JAZSALYN, Design and Technology ’21, Curates XR and New Media Exhibition at Kellen Gallery
“black beyond is unbounded. It is left open and undone. It seeks to convene and alchemize a new being of blackness through the assembly of art as community practice and community activations.”
This is part of the “black beyond” mission statement, a new media research group comprised of black and femme artists founded by JAZSALYN, Design and Technology ‘21, where artists and activists come together to speculate alternate realities for blackness.
Recently, the group debuted their first in-person exhibition at The New School’s Anna-Maria and Stephen Kellen Gallery, _assembly, alchemy, ascension [a^3], which officially runs from February 7 – March 18, 2022.
Curated by JAZSALYN, Shameekia Shantel Johnson, and Yvonne Mpwo, the exhibition convenes the work of artists Harmony Holiday, Adama Delphine Fawundu, Lamb, Zainab Aliyu, Jamal Ademola, Anastasia Warren, Fields Harrington, JAZSALYN, Jazmine Hayes, Asia Stewart, ed-en, Xavier Scott Marshall and Willy Ndatira under a shared interest in considering blackness outside of a white imaginary.
“_a^3 is a critical analysis of black critical metatheories,” explains JAZSALYN, who is also a faculty member in the DT program. “It maps and dissolves the falsified structures of modernity, and imagines new realities for black and indigenous life through an exploration of (afro) pessimism, nowism, afro vs afrifuturism, and black womanism.”
JAZSALYN initially conceived of the exhibition during her first semester in the Design and Technology program alongside artist Neta Bomani. The following year JAZSALYN extended the show to a digital platform where it took the form of an XR experience titled “_origins.” The show was inspired by JAZSALYN’s experiences with erasure in the digital art scene, and was meant to serve as an ode to black femmes, women, gender non-conforming individuals, and beyond.

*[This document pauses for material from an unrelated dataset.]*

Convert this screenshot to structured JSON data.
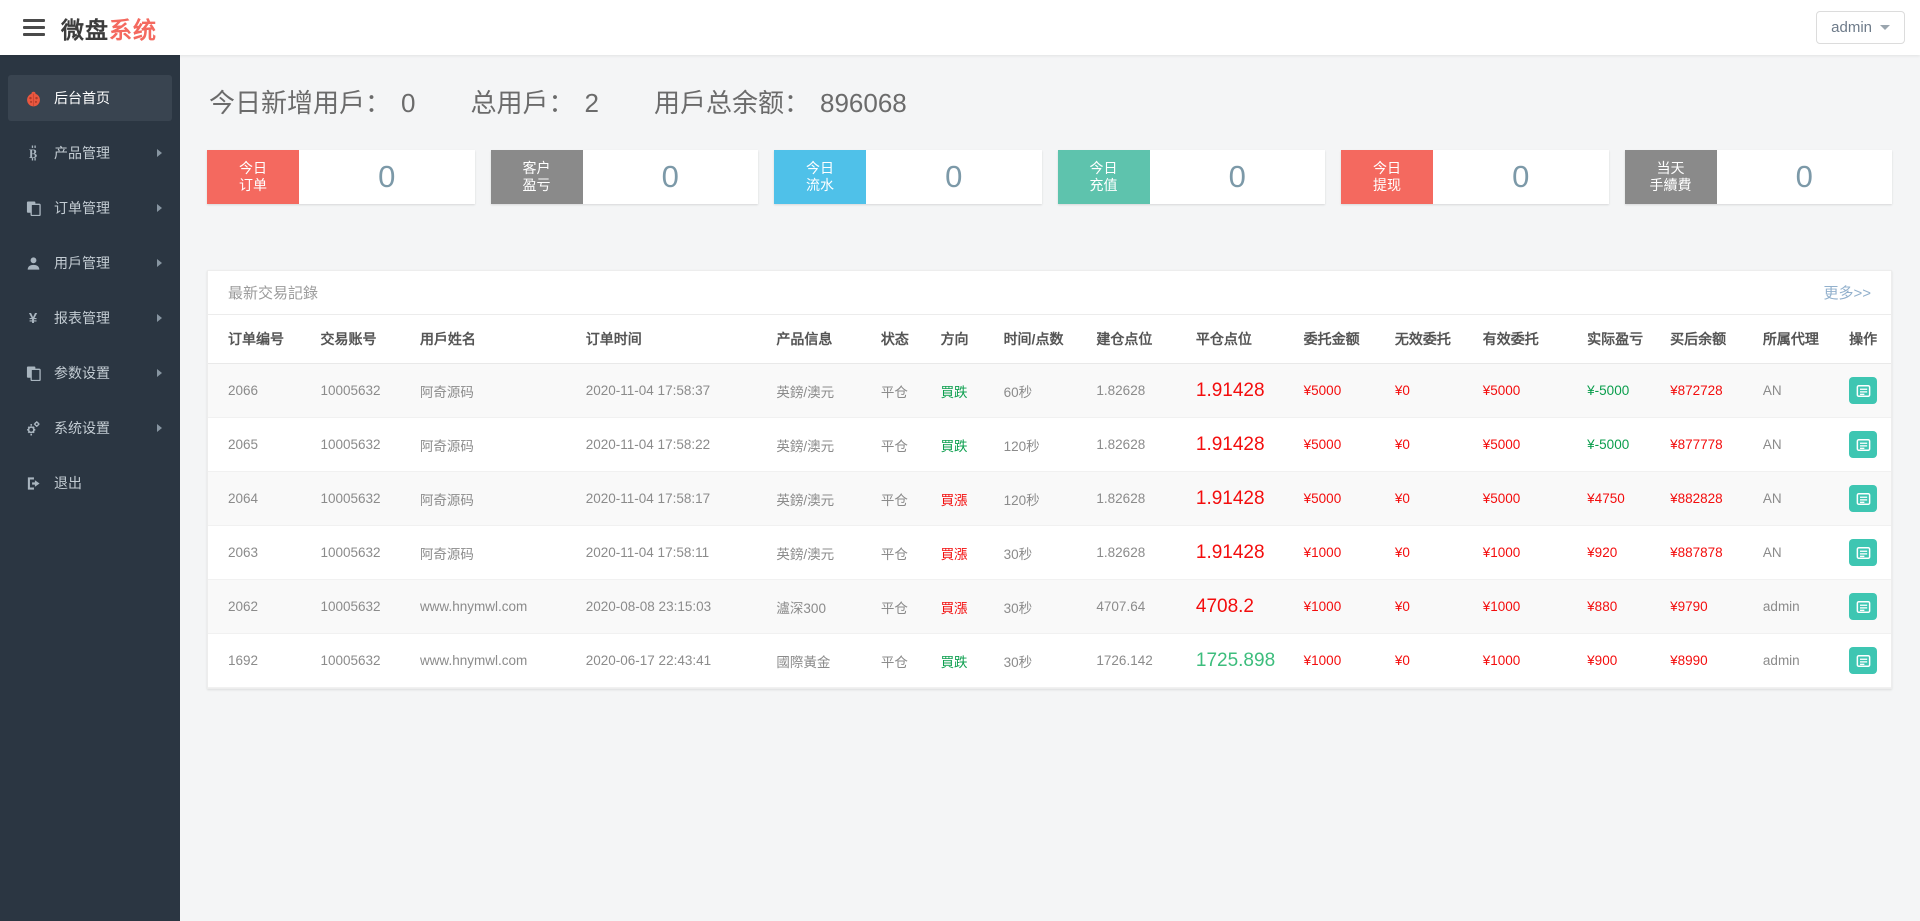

“In a^3, new media, sculpture, performance, and conceptual works alchemize a new being of blackness through the assembly of art as community practice and community activations,” shares JAZSALYN. “All thirteen artists radically seek and defiantly manifest a collective vision of Black futurity made possible only through disruption; an ascendant reality. In addition to featured artists, black beyond’s XR experience _origins serves as a prelude to a^3, which is installed as a physical portal in the gallery space.”
The exhibition also reflects the importance of collaboration, an integral part of the Parsons mission and curriculum. For JAZSALYN, curating the exhibit allowed her to work with fellow artists who create at the intersection of art, race, and technology, but who don’t have access to the spaces and resources necessary to fully develop and realize their work. Many of her collaborators for the exhibit are Parsons alumni, current students, and other faculty members and professors.
“_a^3 is about creating a community for black art cultural workers and community organizers both inside and outside of institutions,” she said. “It’s about reallocating institutional resources. Disrupting, decolonizing and re-indigenizing social structures, creative practice and beyond.”
Referring to the title, the show has three different parts, which allows for viewers to engage on multiple levels. According to JAZSALYN, “Assembly regards to collective synergy and response to exhibitors and their work. This opens a portal to alchemy, which refers to community building. The unlearning and learning through public lectures and workshops. While ascension channels sound and performance as technology to transcend and preserve the spirit.”
The curators are hopeful that audiences will go deeper than just visiting the exhibition, and participate in the extended programs of the multidimensional activations in order to begin building community.
JAZSALYN cites her time in the DT program as influential in both her personal art practice, and in her work with black beyond. As a faculty member in the same program, she has discovered how integral her professional practice is to her role as an educator, as the work she does outside the classroom regularly influences the way she interacts with students.
“Organizing workshops and public lecture series through black beyond has influenced the way I view teacher and student dynamics,” she explains. “I strive to create a more collaborative classroom environment as a faculty member. Teaching is now an extension of the work I do.”
This includes JAZSALYN’s course from Fall 2021, which she co-taught with writer, sound artist, and Make Techno Black Again member DeForrest Brown Jr., that explored the history of techno origins and black experimental music via 3D sound environments in New York City. The class also hosted workshops and guest lecture series with Flying Lotus, Jlin, Jace Clayton and Abelton. Guest lectures during the course were open to the public, which created the opportunity for students to expand their perspectives and develop more equitable methods of sharing information.
With the exhibition in full swing, JAZSALYN is looking towards the future. She is currently an Extended Realities cohort member with NEW INC at the New Museum, and plans to teach at Parsons next fall.
To keep up with JAZSALYN and all things black beyond, make sure to follow on Instagram and Twitter. If you’d like to help support the work of black beyond, consider donating to the platform. By doing so, black beyond can fund future programming and exhibitions for its ecosystem.